When it comes to patient and operational data, hospitals and healthcare organizations have two major goals that they need to maintain sight of:
1) To successfully and cost-effectively capture, manage, and store their clinical and administrative data to improve both the quality of care that they provide to patients, as well as the efficiency and effectiveness of their operations.
2) To make their data more accessible and shareable to authorized personnel across different departments and geographic locations, and to other healthcare organizations as needed.
But for most healthcare organizations, accomplishing these goals has been and continues to be a challenge, due in part to the explosive growth in healthcare data over the past several years, and the increasing complexity of their IT operations. And the volume of healthcare data is only going to increase.

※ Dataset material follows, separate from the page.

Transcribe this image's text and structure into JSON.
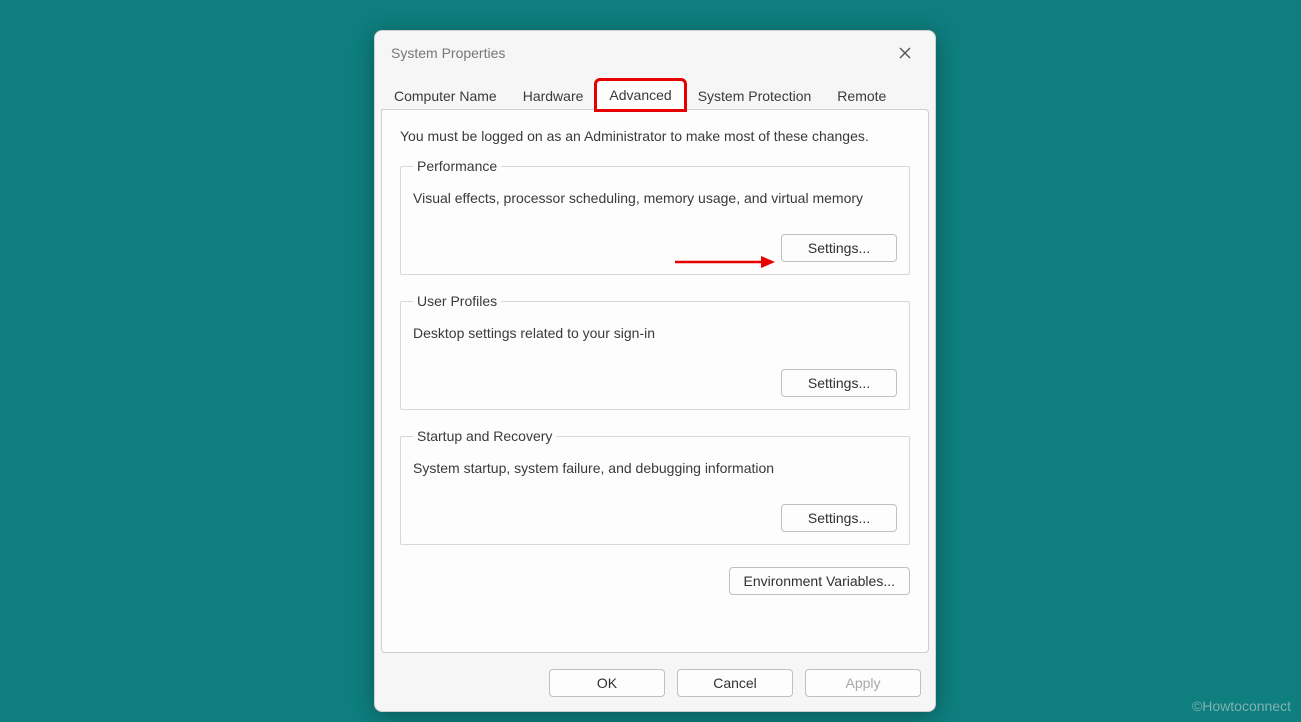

Making the Transition to EHR
Today, hospitals and healthcare organizations everywhere are in the process of moving from manually capturing and storing their healthcare records to digitally capturing, storing, and maintaining them via Electronic Health Records (EHRs). As part of this effort, many practices are retroactively scanning historical paper patient records to include with the EHRs, and also adding other files that pertain to a patient such as high-resolution digital medical images, medical tests and lab results, telehealth data, and more.
The hope is that by taking actions such as these, hospitals and healthcare organizations will be able to improve the quality of their patient care, diagnostics, and outcomes, as well as reduce their overall costs and improve their day-to-day operations.

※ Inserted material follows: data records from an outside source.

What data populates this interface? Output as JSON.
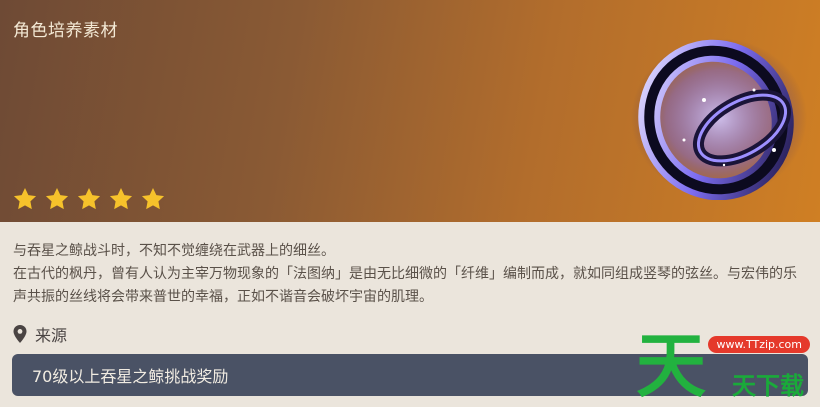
{
  "header": {
    "title": "角色培养素材",
    "rarity_stars": 5,
    "star_color": "#f6c22b",
    "background_gradient": [
      "#6e4a35",
      "#cf7f24"
    ]
  },
  "item": {
    "icon": "cosmic-string-icon",
    "description_lines": [
      "与吞星之鲸战斗时，不知不觉缠绕在武器上的细丝。",
      "在古代的枫丹，曾有人认为主宰万物现象的「法图纳」是由无比细微的「纤维」编制而成，就如同组成竖琴的弦丝。与宏伟的乐声共振的丝线将会带来普世的幸福，正如不谐音会破坏宇宙的肌理。"
    ]
  },
  "source": {
    "label": "来源",
    "icon": "location-pin-icon",
    "entries": [
      "70级以上吞星之鲸挑战奖励"
    ]
  },
  "watermark": {
    "bubble_text": "www.TTzip.com",
    "big_char": "天",
    "text": "天下载"
  }
}
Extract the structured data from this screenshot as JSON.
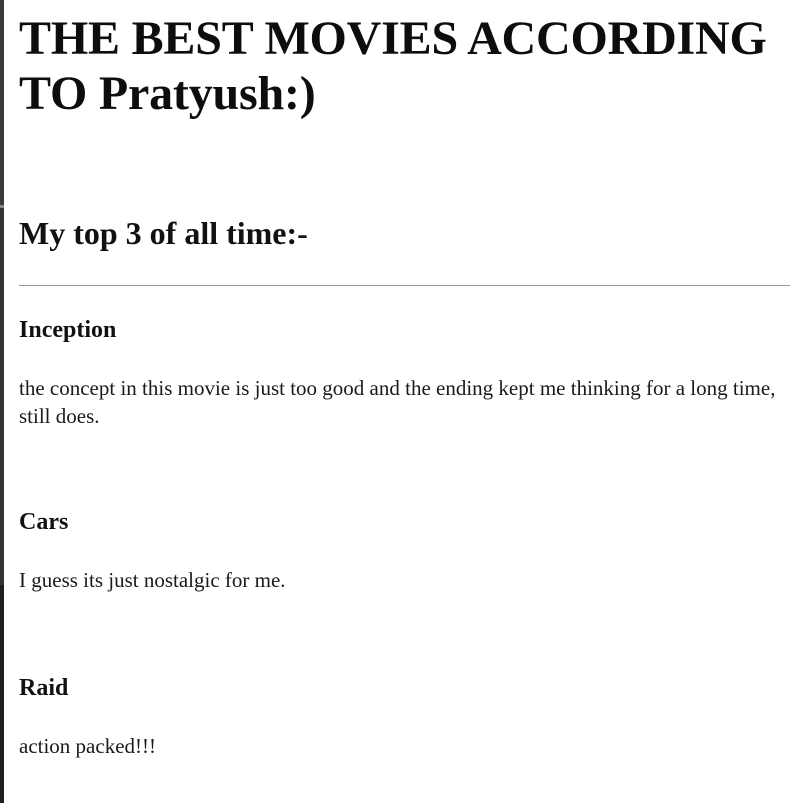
{
  "page": {
    "title": "THE BEST MOVIES ACCORDING TO Pratyush:)",
    "subtitle": "My top 3 of all time:-"
  },
  "movies": [
    {
      "title": "Inception",
      "description": "the concept in this movie is just too good and the ending kept me thinking for a long time, still does."
    },
    {
      "title": "Cars",
      "description": "I guess its just nostalgic for me."
    },
    {
      "title": "Raid",
      "description": "action packed!!!"
    }
  ]
}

The Growing Challenge of Data Storage
Once upon a time, healthcare IT pros could simply back up their organization’s data each night (or, more frequently, if necessary) and purchase additional disk storage as needed. However, that approach is no longer feasible as data storage requirements in the healthcare sector are currently doubling roughly every 18 months, which is placing a tremendous strain on organizations’ data storage capacities and IT budgets.
More importantly, the more healthcare data an organization needs to capture and store, the more difficult it becomes for it to not only backup, manage, protect and secure its data, but also ensure that it complies with an ever-increasing slate of government mandates and regulations. This is especially critical in the wake of the passage of the Healthcare Information Technology for Economic and Clinical Health Act (HITECH), a component of the American Recovery and Reinvestment Act of 2009.
HITECH increases the amount of privacy and security protections available under the Healthcare Insurance Portability and Accountability Act (HIPAA). It also opens healthcare organization up to additional potential legal liability and imposes mandatory penalties for “willful neglect” for non-compliance.
Thus, to succeed, hospitals and healthcare organizations must set up a more progressive, flexible, and efficient data management infrastructure, as well as automate their data workflows to better support both their organization’s short- and long-term data management needs.
Fortunately, there are a lot of industry experts available who can assist hospitals and other healthcare organizations in doing just that. And given the rapid pace of data growth in the healthcare sector, there’s no better time than the present to start.
Learn what it takes to master the complicated process of implementing the Cerner EHR platform into your organization by downloading our Ebook.